- Exercise materials -
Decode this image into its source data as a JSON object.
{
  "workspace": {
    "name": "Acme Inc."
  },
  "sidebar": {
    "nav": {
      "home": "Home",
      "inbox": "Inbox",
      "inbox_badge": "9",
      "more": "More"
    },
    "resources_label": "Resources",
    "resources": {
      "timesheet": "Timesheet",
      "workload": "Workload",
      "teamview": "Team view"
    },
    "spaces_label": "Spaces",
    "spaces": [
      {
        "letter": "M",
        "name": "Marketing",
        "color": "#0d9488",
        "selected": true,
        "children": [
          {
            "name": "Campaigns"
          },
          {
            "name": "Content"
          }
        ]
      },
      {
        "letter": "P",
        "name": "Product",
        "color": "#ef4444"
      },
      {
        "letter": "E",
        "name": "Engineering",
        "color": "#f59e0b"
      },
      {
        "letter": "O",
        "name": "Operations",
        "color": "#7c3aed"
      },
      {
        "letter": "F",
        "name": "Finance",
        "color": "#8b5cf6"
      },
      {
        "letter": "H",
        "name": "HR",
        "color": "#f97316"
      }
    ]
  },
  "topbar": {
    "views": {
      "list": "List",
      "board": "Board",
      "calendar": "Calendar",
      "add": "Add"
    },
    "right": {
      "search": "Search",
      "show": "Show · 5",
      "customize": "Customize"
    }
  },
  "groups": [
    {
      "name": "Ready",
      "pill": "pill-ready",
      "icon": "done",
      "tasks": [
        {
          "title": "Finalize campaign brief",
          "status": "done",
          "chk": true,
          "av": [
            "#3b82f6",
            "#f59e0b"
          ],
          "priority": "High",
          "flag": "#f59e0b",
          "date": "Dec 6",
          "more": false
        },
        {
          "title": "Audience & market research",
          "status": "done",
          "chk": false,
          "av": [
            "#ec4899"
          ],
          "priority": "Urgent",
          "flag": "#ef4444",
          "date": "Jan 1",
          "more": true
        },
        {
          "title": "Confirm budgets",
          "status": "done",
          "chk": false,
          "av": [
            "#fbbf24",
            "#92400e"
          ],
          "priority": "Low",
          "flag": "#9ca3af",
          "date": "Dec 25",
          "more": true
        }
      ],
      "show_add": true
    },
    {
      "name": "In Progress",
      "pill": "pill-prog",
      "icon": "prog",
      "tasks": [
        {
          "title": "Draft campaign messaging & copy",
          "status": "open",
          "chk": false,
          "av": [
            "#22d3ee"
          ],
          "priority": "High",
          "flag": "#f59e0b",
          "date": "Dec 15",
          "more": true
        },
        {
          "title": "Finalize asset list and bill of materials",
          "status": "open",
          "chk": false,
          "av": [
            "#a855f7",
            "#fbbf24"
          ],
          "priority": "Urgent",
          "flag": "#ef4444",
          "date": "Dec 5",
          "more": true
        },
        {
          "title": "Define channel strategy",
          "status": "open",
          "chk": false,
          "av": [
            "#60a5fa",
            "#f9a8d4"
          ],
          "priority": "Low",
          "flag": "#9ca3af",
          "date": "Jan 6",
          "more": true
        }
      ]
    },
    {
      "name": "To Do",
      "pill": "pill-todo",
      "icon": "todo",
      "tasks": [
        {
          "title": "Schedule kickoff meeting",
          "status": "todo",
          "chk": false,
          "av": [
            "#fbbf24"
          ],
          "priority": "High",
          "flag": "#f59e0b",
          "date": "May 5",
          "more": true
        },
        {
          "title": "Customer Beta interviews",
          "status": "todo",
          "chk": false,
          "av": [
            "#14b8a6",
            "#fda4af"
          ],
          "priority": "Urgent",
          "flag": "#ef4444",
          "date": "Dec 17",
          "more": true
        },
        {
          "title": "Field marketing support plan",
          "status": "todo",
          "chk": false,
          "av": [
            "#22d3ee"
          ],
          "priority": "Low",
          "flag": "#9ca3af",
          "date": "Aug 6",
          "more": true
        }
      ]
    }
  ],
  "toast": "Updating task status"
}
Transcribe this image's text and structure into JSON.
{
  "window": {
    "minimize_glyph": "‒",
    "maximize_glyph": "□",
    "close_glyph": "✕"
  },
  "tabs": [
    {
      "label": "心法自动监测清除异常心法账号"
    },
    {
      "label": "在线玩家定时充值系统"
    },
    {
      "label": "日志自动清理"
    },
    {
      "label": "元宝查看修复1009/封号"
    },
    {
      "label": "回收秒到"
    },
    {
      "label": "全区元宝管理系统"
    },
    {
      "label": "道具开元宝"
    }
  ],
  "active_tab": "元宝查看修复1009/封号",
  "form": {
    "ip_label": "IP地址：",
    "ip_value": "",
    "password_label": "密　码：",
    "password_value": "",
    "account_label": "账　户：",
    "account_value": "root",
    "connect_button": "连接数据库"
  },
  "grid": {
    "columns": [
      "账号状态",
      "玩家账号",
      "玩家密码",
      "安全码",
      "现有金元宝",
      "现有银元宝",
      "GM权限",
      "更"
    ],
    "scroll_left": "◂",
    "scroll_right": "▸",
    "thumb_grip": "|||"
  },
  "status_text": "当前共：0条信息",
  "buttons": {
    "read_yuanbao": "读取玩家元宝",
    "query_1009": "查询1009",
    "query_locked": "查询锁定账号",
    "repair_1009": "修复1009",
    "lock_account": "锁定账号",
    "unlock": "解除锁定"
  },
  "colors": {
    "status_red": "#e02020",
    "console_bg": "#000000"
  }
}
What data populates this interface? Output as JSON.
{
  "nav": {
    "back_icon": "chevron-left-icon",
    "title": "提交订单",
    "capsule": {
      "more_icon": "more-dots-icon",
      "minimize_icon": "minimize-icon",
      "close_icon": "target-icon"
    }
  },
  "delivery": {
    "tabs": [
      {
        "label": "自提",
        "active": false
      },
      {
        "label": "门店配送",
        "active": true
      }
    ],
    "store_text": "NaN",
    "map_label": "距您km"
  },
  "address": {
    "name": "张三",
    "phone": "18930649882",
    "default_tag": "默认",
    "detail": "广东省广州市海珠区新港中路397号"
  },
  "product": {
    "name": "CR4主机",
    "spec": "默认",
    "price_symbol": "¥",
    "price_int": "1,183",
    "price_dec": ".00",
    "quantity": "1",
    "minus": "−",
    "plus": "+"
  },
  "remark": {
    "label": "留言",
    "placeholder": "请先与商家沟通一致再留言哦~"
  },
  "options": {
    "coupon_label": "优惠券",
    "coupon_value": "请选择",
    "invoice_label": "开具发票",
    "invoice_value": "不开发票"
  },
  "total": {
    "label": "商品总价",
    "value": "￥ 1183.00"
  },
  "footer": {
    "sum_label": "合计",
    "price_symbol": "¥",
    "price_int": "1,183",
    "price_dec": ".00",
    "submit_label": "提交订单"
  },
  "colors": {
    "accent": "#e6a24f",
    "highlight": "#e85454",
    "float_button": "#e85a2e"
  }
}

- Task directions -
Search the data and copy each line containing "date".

- Solution to this task -
          "date": "Dec 6",
          "date": "Jan 1",
          "date": "Dec 25",
          "date": "Dec 15",
          "date": "Dec 5",
          "date": "Jan 6",
          "date": "May 5",
          "date": "Dec 17",
          "date": "Aug 6",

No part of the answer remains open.